**Work item**
From the entries that follow, copy each line in which "icon" appears.

**Supplied records**
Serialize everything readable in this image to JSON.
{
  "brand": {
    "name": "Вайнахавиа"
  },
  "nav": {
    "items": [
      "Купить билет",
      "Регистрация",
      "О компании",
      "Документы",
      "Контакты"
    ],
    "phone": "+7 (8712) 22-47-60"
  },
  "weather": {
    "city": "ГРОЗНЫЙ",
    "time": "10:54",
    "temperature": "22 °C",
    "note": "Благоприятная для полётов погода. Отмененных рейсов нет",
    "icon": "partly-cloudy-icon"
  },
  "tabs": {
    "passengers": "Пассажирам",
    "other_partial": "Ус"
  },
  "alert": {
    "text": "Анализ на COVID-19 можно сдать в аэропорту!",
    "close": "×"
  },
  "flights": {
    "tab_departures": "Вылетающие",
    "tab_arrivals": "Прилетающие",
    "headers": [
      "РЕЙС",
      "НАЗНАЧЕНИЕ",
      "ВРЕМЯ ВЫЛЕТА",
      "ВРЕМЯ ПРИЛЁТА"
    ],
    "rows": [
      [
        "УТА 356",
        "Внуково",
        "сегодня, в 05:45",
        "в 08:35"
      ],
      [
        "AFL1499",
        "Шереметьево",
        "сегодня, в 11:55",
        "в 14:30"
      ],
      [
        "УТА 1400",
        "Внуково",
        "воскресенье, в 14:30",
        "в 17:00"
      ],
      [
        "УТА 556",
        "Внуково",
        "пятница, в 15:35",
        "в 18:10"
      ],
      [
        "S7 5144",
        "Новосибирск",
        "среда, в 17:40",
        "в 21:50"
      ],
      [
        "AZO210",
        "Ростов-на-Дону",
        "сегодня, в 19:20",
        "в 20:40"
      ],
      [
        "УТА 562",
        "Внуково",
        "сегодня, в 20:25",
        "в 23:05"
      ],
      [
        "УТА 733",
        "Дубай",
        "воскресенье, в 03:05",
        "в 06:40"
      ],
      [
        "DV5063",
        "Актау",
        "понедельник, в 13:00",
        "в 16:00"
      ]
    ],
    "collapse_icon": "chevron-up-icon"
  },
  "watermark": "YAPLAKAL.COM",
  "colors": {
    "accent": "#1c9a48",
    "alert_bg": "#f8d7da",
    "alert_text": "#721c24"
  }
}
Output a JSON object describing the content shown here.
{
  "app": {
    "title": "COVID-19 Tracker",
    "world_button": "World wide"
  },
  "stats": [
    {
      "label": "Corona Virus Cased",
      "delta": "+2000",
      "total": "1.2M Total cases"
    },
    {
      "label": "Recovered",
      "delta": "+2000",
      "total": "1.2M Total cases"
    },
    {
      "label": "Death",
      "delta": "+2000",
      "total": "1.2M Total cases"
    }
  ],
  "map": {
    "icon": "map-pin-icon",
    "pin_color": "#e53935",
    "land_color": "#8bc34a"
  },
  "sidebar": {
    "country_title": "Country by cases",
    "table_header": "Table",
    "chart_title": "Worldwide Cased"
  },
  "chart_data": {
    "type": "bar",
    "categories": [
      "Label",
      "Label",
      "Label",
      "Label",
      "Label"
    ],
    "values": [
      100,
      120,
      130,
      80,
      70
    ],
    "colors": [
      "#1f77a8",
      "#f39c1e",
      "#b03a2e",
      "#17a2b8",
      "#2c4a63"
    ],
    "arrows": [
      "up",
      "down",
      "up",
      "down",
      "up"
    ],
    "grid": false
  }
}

**Expected answer**
    "icon": "partly-cloudy-icon"
    "collapse_icon": "chevron-up-icon"
    "icon": "map-pin-icon",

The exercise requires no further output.